I was molded by two decades of classical voice training. In high school I won several medals and awards in the annual Jamaica Festival of Music competition. When I emigrated to the US I immediately began voice and piano lessons. My teacher thought I was promising in piano but observed that all I seem to want to do was sing. She didn’t want to take my money in vain, so I stopped piano, again, for the 3rd time.

As a soloist I sang with groups like the Roy Prescod Chorale, doing such works as Mendelsohn’s ‘Elijah’, Shubert’s ‘Stabat Mater’, Gounod’s Messe Solonnelle, to name a few. As a paid soloist with The Flatbush-Tompkins Congregational Church in Brooklyn NY, I sang oratorios as Handel’s ‘ Messiah’, Dubois’ ‘Seven Last Words of Christ’, etc.
With the choirs of the famed Riverside Church in NYC, and the historical Plymouth Church of the Pilgrims, I performed and recorded Paul Halley’s ‘Freedom Trilogy’ in the 1999 ‘Great Music At Plymouth’ concert series.

What were the obstacles you faced on coming to America?
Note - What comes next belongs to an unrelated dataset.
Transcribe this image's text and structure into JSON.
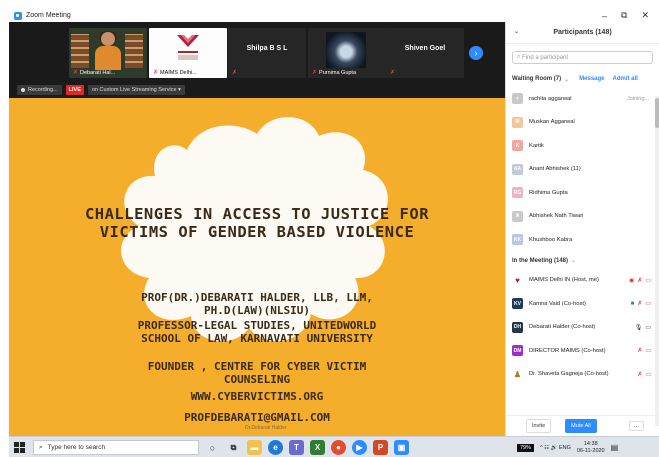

I joined my mother and siblings and started college. But essentially I was on my own. What I really wanted to do was music. But a career in music was not seen as a wise move, especially when one has to fend for one self. So I studied nutrition. However I continued to sing in choirs, and studied voice.

I remember, after completing my undergraduate degree, I told my mentor/ boss “ Now I can do music”.
But she encouraged me to do a graduate degree in nutrition because “ in a few years the BSc degree won’t mean much”. I was listening to everybody but God.

When did you begin to write and record your music?

It happened out of the blue. I loved poetry, and wou